BRIEF – Show the lines below where "Buscar" occurs.

THE RECORDS –
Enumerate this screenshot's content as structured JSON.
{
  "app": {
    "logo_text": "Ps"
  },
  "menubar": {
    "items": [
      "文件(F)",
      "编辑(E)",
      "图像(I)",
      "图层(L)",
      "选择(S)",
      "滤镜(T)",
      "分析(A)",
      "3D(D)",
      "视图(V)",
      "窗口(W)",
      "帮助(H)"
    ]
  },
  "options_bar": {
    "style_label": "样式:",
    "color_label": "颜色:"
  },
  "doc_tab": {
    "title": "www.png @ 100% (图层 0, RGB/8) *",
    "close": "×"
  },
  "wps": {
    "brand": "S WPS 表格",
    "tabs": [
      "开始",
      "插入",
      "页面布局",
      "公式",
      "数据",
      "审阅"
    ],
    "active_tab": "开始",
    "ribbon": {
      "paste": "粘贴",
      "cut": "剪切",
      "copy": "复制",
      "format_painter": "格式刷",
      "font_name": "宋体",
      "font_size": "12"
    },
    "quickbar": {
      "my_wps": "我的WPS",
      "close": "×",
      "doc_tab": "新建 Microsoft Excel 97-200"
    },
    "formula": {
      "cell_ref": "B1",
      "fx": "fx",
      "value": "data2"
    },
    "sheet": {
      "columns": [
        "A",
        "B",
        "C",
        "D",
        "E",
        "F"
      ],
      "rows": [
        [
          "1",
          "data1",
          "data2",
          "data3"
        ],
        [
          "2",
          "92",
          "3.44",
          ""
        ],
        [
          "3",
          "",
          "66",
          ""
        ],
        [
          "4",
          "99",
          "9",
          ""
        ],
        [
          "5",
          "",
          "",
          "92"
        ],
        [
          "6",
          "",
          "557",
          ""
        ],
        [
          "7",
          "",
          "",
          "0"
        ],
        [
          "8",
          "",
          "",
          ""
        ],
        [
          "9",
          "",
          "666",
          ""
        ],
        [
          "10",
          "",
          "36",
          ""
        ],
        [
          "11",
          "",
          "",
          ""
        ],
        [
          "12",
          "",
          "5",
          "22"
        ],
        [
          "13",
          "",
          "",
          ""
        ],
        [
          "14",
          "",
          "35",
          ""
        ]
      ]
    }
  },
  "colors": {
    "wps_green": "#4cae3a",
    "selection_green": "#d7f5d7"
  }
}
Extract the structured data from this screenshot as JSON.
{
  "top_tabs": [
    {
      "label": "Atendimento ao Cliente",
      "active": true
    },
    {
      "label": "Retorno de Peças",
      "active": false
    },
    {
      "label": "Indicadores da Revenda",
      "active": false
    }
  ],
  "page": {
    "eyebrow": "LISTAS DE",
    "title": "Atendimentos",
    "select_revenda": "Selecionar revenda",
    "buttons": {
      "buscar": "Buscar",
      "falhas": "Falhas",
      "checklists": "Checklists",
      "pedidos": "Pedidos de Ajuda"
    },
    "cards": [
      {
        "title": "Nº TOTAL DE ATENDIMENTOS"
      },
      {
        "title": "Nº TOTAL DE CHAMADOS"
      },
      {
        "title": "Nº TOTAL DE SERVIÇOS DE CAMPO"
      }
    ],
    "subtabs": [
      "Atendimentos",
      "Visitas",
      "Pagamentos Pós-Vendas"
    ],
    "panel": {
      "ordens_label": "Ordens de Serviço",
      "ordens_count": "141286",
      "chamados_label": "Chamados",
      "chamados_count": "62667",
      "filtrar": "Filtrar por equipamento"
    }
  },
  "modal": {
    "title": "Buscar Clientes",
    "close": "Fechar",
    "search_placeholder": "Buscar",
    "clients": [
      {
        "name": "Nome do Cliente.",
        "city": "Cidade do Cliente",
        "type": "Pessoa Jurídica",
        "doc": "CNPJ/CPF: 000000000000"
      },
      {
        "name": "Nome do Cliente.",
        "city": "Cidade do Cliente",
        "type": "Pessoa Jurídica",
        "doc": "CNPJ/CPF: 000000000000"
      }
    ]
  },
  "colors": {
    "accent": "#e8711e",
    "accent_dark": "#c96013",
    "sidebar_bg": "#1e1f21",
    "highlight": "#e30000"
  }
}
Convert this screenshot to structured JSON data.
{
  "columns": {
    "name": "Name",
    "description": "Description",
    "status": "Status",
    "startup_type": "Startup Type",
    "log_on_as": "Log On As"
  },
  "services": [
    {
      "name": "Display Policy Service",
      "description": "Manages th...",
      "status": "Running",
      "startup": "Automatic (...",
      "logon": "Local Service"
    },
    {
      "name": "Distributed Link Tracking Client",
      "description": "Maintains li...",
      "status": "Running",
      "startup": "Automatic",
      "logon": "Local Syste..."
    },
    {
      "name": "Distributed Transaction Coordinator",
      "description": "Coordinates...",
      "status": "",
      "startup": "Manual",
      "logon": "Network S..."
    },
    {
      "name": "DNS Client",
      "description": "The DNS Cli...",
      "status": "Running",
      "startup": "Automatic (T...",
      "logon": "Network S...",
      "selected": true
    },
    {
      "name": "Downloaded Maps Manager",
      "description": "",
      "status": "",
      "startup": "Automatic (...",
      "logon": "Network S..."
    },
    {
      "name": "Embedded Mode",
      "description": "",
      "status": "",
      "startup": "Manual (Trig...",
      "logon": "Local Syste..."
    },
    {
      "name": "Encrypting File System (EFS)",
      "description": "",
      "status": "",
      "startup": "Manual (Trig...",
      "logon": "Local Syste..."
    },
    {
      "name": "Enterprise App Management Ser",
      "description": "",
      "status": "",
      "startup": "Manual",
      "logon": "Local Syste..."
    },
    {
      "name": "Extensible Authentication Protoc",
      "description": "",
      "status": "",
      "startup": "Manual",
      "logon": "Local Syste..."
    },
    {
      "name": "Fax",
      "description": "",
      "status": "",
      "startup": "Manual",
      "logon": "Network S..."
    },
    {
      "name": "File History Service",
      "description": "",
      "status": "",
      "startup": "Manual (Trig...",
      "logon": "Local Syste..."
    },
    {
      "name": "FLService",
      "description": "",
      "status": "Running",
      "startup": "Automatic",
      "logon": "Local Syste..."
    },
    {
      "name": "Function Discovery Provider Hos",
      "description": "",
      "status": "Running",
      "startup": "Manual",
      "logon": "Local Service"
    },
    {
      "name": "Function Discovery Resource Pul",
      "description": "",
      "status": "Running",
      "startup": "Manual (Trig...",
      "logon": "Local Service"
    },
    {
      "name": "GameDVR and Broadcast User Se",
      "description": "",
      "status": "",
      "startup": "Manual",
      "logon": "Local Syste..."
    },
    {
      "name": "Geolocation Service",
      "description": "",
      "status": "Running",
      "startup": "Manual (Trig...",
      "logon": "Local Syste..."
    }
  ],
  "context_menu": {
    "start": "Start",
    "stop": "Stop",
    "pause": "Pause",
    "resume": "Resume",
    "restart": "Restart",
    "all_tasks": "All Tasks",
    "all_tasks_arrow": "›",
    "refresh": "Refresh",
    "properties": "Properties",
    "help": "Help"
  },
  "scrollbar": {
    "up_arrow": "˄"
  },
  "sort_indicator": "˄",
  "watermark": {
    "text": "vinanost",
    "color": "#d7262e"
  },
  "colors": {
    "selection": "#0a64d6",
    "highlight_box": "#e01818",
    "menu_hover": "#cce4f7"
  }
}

RESULT FOR THIS TASK –
      "buscar": "Buscar",
    "title": "Buscar Clientes",
    "search_placeholder": "Buscar",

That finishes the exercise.